Italy's chief anti-terrorism expert for the northern Italian region has stated his intention to prosecute 22 past and present CIA operatives "in absentia" on kidnapping charges. This decision comes in the wake of European nations' reactions to recently publicized information about how the CIA has used European facilities since 9/11. Recent news reports have exposed that aircrafts registered to CIA front companies have been using European airports with increasing frequently since 9/11. At least eight European nations have raised questions about this secret CIA practice, known as "extraordinary rendition." The Milan case being pursued by Italian prosecutor Armando Spataro that now threatens to further expose the once-secret practice stems from the February 2003 abduction of an Egyptian-born imam, Osama Moustafa Hassan Nasr, better known as Abu Omar. Omar was abducted as he walked from his Milan apartment to a nearby mosque.
Although they are highly uncommon, if not unknown in the United States, trials in absentia are more common in Europe, particularly in terrorism cases. The European Court of Human Rights has advised that convicting a defendant in absentia does not violate the defendant's human rights as long as: 1) the defendant has been notified that a trial is taking place; and 2) the defendant is provided with legal counsel. In some cases, even defendants thought to be dead have been convicted in absentia.
The Milan kidnapping trial will proceed if the Milan Judge Chiara Nobili grants permission; Nobili has already approved warrants for their arrests. If the CIA operatives are convicted, they will be subject to arrest and extradition in any of the 184 Interpol (international police organization) countries. Prosecutor Sparato believes that Italian criminal procedure affords him authority to take testimony from potential witnesses located at the U.S. Embassy in Rome (where the CIA's Italian branch is located), the U.S. Consulate in Milan (from where Omar's abduction was coordinated), and from people currently residing in the U.S.
But international law experts, including Northwestern CrimProf Ronald Allen (pictured), don't think the governing laws and procedures give clear guidance on how this situation should be handled.
From The Chicago Tribune: "This is uncharted territory," says Ronald Allen, a professor of criminal law at Northwestern University. Although procedures exist for the international exchange of evidence in civil cases, Allen says "these kinds of things just don't come up" in most international criminal cases.

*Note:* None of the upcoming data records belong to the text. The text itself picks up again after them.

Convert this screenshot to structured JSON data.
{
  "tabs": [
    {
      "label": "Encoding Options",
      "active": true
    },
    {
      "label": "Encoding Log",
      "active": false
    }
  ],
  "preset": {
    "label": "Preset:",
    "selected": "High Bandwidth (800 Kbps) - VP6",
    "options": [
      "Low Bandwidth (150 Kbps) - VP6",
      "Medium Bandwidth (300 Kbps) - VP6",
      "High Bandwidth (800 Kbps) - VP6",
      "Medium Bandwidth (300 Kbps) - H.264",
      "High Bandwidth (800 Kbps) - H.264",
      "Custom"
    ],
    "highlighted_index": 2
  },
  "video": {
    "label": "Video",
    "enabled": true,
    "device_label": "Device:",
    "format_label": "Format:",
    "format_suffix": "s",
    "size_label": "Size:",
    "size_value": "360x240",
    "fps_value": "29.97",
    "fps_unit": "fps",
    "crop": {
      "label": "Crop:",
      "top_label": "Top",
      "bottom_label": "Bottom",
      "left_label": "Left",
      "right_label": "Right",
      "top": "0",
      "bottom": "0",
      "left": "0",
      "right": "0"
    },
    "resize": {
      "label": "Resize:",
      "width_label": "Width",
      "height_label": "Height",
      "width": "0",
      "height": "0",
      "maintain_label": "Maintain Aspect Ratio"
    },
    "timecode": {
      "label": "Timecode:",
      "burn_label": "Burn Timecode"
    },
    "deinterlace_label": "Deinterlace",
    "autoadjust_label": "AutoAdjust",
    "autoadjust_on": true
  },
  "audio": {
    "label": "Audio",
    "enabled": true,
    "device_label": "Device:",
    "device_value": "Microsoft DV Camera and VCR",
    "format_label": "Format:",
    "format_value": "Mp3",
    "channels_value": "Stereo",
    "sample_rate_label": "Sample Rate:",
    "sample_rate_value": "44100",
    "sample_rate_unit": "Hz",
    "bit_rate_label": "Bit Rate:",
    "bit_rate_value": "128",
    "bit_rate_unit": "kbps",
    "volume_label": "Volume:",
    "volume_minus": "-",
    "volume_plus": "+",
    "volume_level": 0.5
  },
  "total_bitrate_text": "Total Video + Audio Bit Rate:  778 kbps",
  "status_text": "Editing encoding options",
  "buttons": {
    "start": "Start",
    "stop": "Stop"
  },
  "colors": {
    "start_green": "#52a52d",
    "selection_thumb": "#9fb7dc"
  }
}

Other experts said that while it might be impossible for Spataro to obtain evidence or testimony in the United States without the assistance of the Bush administration, which is not likely to be forthcoming, U.S. Embassy employees in Rome who do not have diplomatic immunity probably would be subject to the normal processes of Italian law. Prospective witnesses presumably would include CIA officers stationed in both locations." Read more. . . [Mark Godsey]